It may not have the mega-valuation of rival Uber, but ridesharing startup Lyft’s new $150 million extension to its $530 million round from March certainly puts it in the upper stratosphere of startups in terms of perceived value. The new $150 million extension is led by Carl C. Icahn’s Icahn Enterprises, which put up $100 million of the total. It’s an unusual move by Icahn, who generally acts as an activist investor with stakes in high-profile publicly traded companies.
The new deal sees Icahn Managing Director Jonathan Chistodoro join with Lyft’s board of directors. Icahn himself described the logic behind his company’s big investment in the ridesharing startup as follows:
We are very happy to be investing in Lyft. I believe that ridesharing is poised to become a fundamental component of our transportation infrastructure. The Company’s revenue growth to date has been extremely compelling, and increasing urbanization over the next 5 to 10 years should enable the Company to maintain that trajectory. Additionally, I’ve been very impressed with Lyft’s founders and management team, and I believe they are well-suited to take advantage of this opportunity and to make Lyft an extremely successful company.

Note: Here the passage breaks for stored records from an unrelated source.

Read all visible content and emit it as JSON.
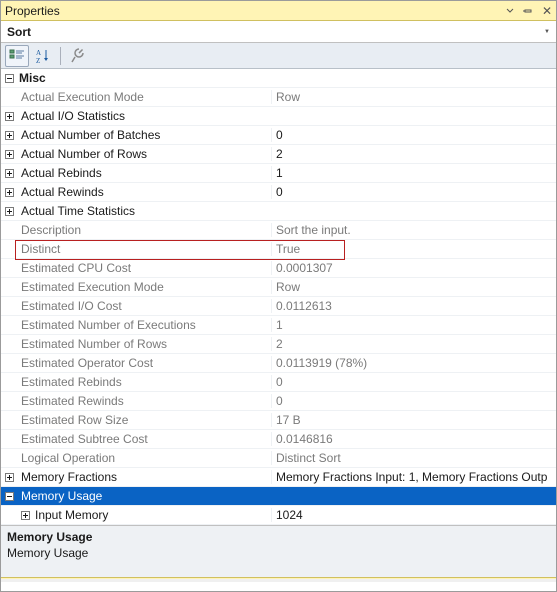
{
  "window": {
    "title": "Properties"
  },
  "object_selector": {
    "text": "Sort"
  },
  "category": {
    "name": "Misc",
    "expanded": true
  },
  "rows": [
    {
      "expand": "",
      "label": "Actual Execution Mode",
      "value": "Row",
      "dim": true
    },
    {
      "expand": "+",
      "label": "Actual I/O Statistics",
      "value": "",
      "dim": false
    },
    {
      "expand": "+",
      "label": "Actual Number of Batches",
      "value": "0",
      "dim": false
    },
    {
      "expand": "+",
      "label": "Actual Number of Rows",
      "value": "2",
      "dim": false
    },
    {
      "expand": "+",
      "label": "Actual Rebinds",
      "value": "1",
      "dim": false
    },
    {
      "expand": "+",
      "label": "Actual Rewinds",
      "value": "0",
      "dim": false
    },
    {
      "expand": "+",
      "label": "Actual Time Statistics",
      "value": "",
      "dim": false
    },
    {
      "expand": "",
      "label": "Description",
      "value": "Sort the input.",
      "dim": true
    },
    {
      "expand": "",
      "label": "Distinct",
      "value": "True",
      "dim": true
    },
    {
      "expand": "",
      "label": "Estimated CPU Cost",
      "value": "0.0001307",
      "dim": true
    },
    {
      "expand": "",
      "label": "Estimated Execution Mode",
      "value": "Row",
      "dim": true
    },
    {
      "expand": "",
      "label": "Estimated I/O Cost",
      "value": "0.0112613",
      "dim": true
    },
    {
      "expand": "",
      "label": "Estimated Number of Executions",
      "value": "1",
      "dim": true
    },
    {
      "expand": "",
      "label": "Estimated Number of Rows",
      "value": "2",
      "dim": true
    },
    {
      "expand": "",
      "label": "Estimated Operator Cost",
      "value": "0.0113919 (78%)",
      "dim": true
    },
    {
      "expand": "",
      "label": "Estimated Rebinds",
      "value": "0",
      "dim": true
    },
    {
      "expand": "",
      "label": "Estimated Rewinds",
      "value": "0",
      "dim": true
    },
    {
      "expand": "",
      "label": "Estimated Row Size",
      "value": "17 B",
      "dim": true
    },
    {
      "expand": "",
      "label": "Estimated Subtree Cost",
      "value": "0.0146816",
      "dim": true
    },
    {
      "expand": "",
      "label": "Logical Operation",
      "value": "Distinct Sort",
      "dim": true
    },
    {
      "expand": "+",
      "label": "Memory Fractions",
      "value": "Memory Fractions Input: 1, Memory Fractions Outp",
      "dim": false
    },
    {
      "expand": "-",
      "label": "Memory Usage",
      "value": "",
      "dim": false,
      "selected": true
    },
    {
      "expand": "+",
      "label": "Input Memory",
      "value": "1024",
      "dim": false,
      "indent": 2
    }
  ],
  "description_pane": {
    "name": "Memory Usage",
    "help": "Memory Usage"
  }
}
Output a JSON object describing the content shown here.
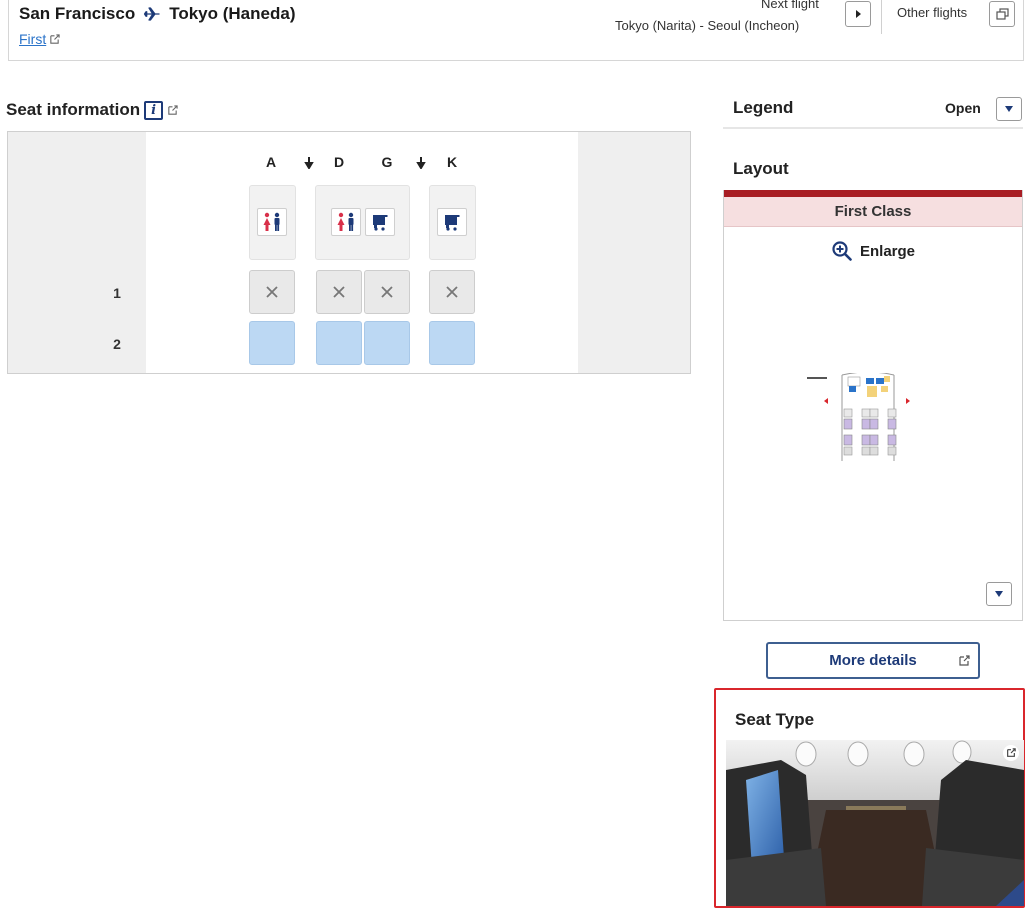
{
  "header": {
    "origin": "San Francisco",
    "destination": "Tokyo (Haneda)",
    "cabin_link": "First",
    "next_flight_label": "Next flight",
    "next_flight_route": "Tokyo (Narita) -  Seoul (Incheon)",
    "other_flights_label": "Other flights"
  },
  "seat_info": {
    "title": "Seat information",
    "info_icon_glyph": "i",
    "columns": [
      "A",
      "D",
      "G",
      "K"
    ],
    "rows": [
      "1",
      "2"
    ],
    "row_states": {
      "1": "unavailable",
      "2": "available"
    },
    "facilities": {
      "left": [
        "lavatory-icon"
      ],
      "center": [
        "lavatory-icon",
        "galley-icon"
      ],
      "right": [
        "galley-icon"
      ]
    }
  },
  "legend": {
    "title": "Legend",
    "toggle_label": "Open"
  },
  "layout": {
    "title": "Layout",
    "class_name": "First Class",
    "enlarge_label": "Enlarge"
  },
  "more_details_label": "More details",
  "seat_type": {
    "title": "Seat Type"
  },
  "colors": {
    "brand_navy": "#1d3a78",
    "accent_red": "#a81d24",
    "available_seat": "#bcd8f3",
    "unavailable_seat": "#e9e9e9",
    "highlight_border": "#d9262c"
  }
}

Lyft’s valuation was also a key ingredient for Icahn; he told the Wall Street Journal in an interview of his company’s new stake in the ridesharing service that its $2.5 billion valuation looks like a “bargain” relative to Uber’s, which is north of $41 billion.
The round in March brought Lyft’s total valuation to $850 million, but the new injection from this add-on pushes that to an even $1 billion in total money raised. Japanese e-tailer Rakuten led the earlier part of this round, likely a strategic partner for Lyft. Even Lyft’s $1 billion in total funding still trails Uber’s whopping $5 billion plus in money raised.
At this year’s TechCrunch Disrupt NY, Lyft CEO and co-founder Logan Green discussed the company’s recent strategy with Ryan Lawler. He described the overall goal of their current product investment as “going deep rather than going broad,” emphasizing new services like Lyft Line that serve passengers making different kinds of trips.